Greene: Personally, I want my movies to play in movie theaters. While festivals can fulfill a part of that, there’s nothing like getting a week-long run for your movie. It’s becoming increasingly difficult to get that. Kati with an I was a New York Times Critics’ Pick and I was really happy that it got a run uptown in Harlem at the Maysles Cinema, which is a great space but isn’t necessarily the most well attended for a week-long screening. ReRun Theater, which screened Fake It So Real, was its own sort of small, magical hole in the wall. But, yes, my goal for Actress is to have it play more traditional theaters. One of the things I’ve been talking about with my critical writing and my own work is that these movies are seen differently in a theatrical space. It’s very important to me. I edit films to be seen theatrically, like fiction material I’ve worked on like Listen Up Phillip or other documentaries. Even if it’s a “talking head documentary” about a social movement or something along those lines, I’ve always thought of editing the timing and the sense of the piece for the theatrical experience.

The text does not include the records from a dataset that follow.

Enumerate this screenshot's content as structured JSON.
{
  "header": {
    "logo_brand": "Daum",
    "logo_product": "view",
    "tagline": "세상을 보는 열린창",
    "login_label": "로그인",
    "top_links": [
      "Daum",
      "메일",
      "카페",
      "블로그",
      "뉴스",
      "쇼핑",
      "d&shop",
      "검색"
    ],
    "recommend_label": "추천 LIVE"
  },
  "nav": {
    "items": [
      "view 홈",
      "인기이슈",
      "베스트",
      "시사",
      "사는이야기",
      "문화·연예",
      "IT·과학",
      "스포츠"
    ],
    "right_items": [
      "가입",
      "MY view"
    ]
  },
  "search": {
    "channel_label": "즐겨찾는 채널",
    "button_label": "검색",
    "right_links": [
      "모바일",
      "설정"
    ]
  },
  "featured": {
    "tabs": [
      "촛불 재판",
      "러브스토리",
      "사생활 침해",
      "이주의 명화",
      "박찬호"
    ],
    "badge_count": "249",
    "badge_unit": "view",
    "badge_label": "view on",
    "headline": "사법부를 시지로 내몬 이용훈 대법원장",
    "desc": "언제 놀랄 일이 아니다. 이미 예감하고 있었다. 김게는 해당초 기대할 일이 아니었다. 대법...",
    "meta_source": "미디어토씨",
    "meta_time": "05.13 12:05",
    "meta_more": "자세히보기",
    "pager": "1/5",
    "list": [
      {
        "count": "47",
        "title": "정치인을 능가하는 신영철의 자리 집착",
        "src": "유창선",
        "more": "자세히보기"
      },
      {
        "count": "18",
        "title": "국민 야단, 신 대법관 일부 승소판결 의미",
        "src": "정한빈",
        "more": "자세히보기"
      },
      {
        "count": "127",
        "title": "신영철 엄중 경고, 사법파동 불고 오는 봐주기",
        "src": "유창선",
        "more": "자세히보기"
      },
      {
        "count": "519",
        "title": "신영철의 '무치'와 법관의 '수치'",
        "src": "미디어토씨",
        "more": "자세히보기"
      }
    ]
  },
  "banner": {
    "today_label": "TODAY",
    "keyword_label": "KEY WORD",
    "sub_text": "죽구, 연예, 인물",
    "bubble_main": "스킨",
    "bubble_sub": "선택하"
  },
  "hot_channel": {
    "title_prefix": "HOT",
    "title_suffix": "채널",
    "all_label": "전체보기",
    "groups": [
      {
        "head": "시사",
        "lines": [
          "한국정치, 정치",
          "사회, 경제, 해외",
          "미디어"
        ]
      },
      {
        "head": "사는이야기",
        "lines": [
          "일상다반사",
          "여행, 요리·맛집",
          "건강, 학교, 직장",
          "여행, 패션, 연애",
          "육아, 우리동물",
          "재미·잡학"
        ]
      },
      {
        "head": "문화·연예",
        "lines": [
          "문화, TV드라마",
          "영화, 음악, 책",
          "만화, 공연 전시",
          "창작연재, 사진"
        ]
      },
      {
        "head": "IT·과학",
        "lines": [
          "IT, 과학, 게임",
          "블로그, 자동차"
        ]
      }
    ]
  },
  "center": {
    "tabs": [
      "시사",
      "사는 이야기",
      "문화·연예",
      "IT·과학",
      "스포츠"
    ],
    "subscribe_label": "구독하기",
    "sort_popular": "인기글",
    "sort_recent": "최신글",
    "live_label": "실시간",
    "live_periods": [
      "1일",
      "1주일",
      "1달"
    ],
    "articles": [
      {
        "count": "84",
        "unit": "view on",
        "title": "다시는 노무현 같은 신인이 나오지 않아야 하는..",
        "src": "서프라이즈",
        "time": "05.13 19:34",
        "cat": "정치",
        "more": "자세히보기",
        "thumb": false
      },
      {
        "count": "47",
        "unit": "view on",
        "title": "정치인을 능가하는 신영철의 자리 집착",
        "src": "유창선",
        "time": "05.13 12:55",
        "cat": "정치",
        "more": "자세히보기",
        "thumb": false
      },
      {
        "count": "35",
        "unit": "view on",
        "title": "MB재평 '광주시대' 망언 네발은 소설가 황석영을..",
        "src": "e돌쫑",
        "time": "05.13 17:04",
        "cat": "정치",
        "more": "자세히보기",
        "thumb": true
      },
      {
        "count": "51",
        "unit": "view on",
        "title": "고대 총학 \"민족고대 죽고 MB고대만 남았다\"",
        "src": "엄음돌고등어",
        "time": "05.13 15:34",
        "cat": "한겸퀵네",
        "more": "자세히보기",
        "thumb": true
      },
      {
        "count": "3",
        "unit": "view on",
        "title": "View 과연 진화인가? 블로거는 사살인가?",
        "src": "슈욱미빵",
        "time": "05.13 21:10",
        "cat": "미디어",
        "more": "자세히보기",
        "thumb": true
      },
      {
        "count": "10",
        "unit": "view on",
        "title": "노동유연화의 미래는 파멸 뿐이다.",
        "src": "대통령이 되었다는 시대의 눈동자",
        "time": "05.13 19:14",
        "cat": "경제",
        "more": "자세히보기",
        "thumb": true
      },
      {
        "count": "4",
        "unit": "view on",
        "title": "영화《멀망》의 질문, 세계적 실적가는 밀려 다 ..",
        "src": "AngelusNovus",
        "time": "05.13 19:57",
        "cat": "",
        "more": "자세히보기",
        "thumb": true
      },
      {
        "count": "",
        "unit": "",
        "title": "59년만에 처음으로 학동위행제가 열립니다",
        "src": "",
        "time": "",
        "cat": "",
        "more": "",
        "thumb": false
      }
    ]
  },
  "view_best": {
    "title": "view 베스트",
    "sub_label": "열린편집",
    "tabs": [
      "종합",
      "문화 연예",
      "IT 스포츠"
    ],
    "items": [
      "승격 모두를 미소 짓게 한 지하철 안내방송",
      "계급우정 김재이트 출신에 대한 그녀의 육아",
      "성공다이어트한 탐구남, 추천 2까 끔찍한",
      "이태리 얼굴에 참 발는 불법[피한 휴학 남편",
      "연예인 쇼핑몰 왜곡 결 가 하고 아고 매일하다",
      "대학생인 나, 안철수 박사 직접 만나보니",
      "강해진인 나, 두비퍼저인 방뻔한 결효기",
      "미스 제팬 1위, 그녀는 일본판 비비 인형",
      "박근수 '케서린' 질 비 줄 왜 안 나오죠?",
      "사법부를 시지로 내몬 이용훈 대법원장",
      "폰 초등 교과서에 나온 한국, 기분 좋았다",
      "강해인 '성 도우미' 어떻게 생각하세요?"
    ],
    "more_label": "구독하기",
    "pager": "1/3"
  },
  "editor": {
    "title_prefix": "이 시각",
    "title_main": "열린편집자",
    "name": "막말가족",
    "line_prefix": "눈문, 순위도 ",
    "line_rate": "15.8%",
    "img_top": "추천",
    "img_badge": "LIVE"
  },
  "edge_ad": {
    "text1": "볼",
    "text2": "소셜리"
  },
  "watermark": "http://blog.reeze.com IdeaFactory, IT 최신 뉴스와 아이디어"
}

Movie theaters barely make any money. A movie can make a couple of thousand dollars, or could get lucky and make ten or fifteen thousand dollars, but theatrical releases don’t really sustain the work. For me, it’s the best sort of advertisement for anything else you’d want to do. Obviously there’s Netflix, iTunes, and Amazon and all these other outlets. Fake It So Real is now on Fandor, and I think people have actually seen it there, which is fine. I also make movies that can be seen on a small screen, as I shoot on digital video. Hopefully they can be seen small and can live like that. I really do think you shoot for that beautiful experience of showing your movie in a crowd or room full of people, or even just one person who happens to go to a matinee screening.
My other movies have been successful enough that I think it’s going to be possible for Actress to get out there in a bigger way. That’s the goal. To me, no matter what we do, we all strive for that experience. Whether people are making narrative cinema or experimental cinematic movie experiences, they all want the biggest screen possible and the quietest room and the most attention to every nuance and detail. Obviously, most people will not see the movie that way, but I can still hope for it, and I’d like to think we will be able to pull it off this time.
Erik Luers is a film programmer and critic whose work has appeared in Indiewire, Slant Magazine’s The House Next Door, Fangoria, and the Film Society of Lincoln Center’s FilmLinc Daily.
For more information on the Film Society of Lincoln Center’s Art of the Real series, click here.
Copyright © 2014 by Cineaste Magazine
Cineaste, Vol. XXXIX, No. 3